*Dataset records:*
###

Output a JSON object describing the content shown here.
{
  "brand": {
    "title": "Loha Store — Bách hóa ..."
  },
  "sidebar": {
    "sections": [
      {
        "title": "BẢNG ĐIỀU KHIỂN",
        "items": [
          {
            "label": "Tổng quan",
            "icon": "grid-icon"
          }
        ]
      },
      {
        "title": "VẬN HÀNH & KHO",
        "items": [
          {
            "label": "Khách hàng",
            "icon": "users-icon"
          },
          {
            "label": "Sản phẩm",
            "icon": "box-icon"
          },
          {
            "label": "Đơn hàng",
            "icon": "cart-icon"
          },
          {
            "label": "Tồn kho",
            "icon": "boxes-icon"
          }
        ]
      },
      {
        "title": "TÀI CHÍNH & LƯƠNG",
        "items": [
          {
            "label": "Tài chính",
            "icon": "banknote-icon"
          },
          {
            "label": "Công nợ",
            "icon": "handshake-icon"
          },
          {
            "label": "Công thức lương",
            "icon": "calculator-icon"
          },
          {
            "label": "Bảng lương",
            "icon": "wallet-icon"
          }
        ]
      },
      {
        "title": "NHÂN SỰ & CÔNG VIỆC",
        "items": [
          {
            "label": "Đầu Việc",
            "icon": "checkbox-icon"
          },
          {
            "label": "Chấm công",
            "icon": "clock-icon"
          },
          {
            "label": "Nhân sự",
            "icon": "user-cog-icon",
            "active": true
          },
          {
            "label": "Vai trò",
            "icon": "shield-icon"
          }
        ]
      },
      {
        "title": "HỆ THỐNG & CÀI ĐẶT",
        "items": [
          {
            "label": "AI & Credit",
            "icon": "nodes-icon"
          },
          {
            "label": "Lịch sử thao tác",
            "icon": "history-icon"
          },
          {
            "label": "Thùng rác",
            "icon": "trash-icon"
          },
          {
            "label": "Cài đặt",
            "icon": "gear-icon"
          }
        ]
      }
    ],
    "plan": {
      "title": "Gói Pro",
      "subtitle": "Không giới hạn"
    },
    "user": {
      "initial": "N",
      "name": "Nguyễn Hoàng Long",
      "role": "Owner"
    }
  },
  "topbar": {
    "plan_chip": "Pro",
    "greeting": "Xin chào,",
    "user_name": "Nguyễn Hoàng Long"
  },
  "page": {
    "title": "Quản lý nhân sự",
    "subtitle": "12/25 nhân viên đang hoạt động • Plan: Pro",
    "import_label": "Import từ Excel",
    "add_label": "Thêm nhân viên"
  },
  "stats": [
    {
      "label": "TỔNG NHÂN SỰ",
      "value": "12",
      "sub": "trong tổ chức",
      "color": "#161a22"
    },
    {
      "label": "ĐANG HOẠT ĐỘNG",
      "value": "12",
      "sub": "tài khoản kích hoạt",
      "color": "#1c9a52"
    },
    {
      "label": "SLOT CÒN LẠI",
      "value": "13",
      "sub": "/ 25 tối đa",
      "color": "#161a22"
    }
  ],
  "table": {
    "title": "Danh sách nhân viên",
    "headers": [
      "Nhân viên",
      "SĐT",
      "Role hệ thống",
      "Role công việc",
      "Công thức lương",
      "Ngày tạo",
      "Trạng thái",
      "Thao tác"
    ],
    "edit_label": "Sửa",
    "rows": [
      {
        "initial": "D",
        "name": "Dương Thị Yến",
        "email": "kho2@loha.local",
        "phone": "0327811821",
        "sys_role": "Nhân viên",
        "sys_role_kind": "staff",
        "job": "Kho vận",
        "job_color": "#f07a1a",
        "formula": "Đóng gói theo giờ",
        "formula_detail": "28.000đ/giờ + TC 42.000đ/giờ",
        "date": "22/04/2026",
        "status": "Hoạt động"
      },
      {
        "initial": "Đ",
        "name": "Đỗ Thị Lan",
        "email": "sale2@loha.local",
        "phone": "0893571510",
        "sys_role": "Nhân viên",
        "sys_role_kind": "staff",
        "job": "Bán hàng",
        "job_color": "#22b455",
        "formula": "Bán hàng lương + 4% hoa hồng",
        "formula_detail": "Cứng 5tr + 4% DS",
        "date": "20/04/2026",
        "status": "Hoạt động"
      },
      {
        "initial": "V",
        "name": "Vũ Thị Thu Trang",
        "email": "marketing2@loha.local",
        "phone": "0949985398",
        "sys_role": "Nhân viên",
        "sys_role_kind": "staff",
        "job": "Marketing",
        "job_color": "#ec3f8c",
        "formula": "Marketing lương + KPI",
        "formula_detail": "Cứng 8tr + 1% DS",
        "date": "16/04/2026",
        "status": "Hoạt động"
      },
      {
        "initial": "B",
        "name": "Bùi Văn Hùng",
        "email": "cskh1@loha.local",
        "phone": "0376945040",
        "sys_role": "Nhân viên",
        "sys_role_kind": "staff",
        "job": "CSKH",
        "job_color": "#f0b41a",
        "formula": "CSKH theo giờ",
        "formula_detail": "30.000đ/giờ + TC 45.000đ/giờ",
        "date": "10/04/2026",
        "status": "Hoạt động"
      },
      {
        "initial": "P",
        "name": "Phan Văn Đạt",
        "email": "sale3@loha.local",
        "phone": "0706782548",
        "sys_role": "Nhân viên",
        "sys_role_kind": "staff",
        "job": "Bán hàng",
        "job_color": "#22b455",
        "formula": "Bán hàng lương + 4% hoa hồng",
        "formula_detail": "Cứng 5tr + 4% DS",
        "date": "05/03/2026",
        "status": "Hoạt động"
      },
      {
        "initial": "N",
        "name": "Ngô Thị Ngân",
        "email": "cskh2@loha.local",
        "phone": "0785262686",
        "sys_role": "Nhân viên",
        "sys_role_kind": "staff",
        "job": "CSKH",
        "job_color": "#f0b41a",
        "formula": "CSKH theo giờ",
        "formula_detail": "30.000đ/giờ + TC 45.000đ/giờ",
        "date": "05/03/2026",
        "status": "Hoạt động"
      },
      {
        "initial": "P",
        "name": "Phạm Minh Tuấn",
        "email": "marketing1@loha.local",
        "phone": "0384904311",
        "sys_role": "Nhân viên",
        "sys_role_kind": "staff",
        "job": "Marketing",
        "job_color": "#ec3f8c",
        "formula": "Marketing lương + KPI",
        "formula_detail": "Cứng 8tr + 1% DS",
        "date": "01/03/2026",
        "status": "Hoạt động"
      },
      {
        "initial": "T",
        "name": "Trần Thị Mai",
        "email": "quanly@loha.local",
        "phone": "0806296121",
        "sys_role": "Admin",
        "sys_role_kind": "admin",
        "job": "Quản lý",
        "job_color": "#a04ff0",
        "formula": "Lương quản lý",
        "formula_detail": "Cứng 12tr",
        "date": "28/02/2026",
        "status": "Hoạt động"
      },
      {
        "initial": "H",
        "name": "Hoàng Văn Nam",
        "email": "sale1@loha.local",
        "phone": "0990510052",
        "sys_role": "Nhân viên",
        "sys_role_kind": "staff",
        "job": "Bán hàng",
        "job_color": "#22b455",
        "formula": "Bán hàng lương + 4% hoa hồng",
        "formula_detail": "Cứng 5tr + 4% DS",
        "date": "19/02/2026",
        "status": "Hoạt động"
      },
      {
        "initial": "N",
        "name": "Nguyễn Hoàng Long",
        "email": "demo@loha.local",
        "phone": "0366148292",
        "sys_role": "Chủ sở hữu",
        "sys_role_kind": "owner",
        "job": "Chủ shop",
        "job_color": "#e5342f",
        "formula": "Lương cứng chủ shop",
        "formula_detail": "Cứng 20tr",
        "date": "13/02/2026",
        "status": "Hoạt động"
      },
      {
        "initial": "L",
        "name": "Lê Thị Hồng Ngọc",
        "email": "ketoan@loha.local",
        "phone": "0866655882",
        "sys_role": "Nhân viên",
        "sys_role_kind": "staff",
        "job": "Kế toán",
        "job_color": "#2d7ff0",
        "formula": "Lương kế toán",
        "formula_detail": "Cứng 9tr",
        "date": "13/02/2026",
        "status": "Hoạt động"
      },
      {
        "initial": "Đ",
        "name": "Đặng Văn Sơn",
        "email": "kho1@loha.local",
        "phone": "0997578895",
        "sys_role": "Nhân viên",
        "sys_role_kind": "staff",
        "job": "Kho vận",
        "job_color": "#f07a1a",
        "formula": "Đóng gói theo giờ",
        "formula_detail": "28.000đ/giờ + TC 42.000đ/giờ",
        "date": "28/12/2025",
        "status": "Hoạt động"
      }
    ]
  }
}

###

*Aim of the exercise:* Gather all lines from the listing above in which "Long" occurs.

*Task answer:*
      "name": "Nguyễn Hoàng Long",
    "user_name": "Nguyễn Hoàng Long"
        "name": "Nguyễn Hoàng Long",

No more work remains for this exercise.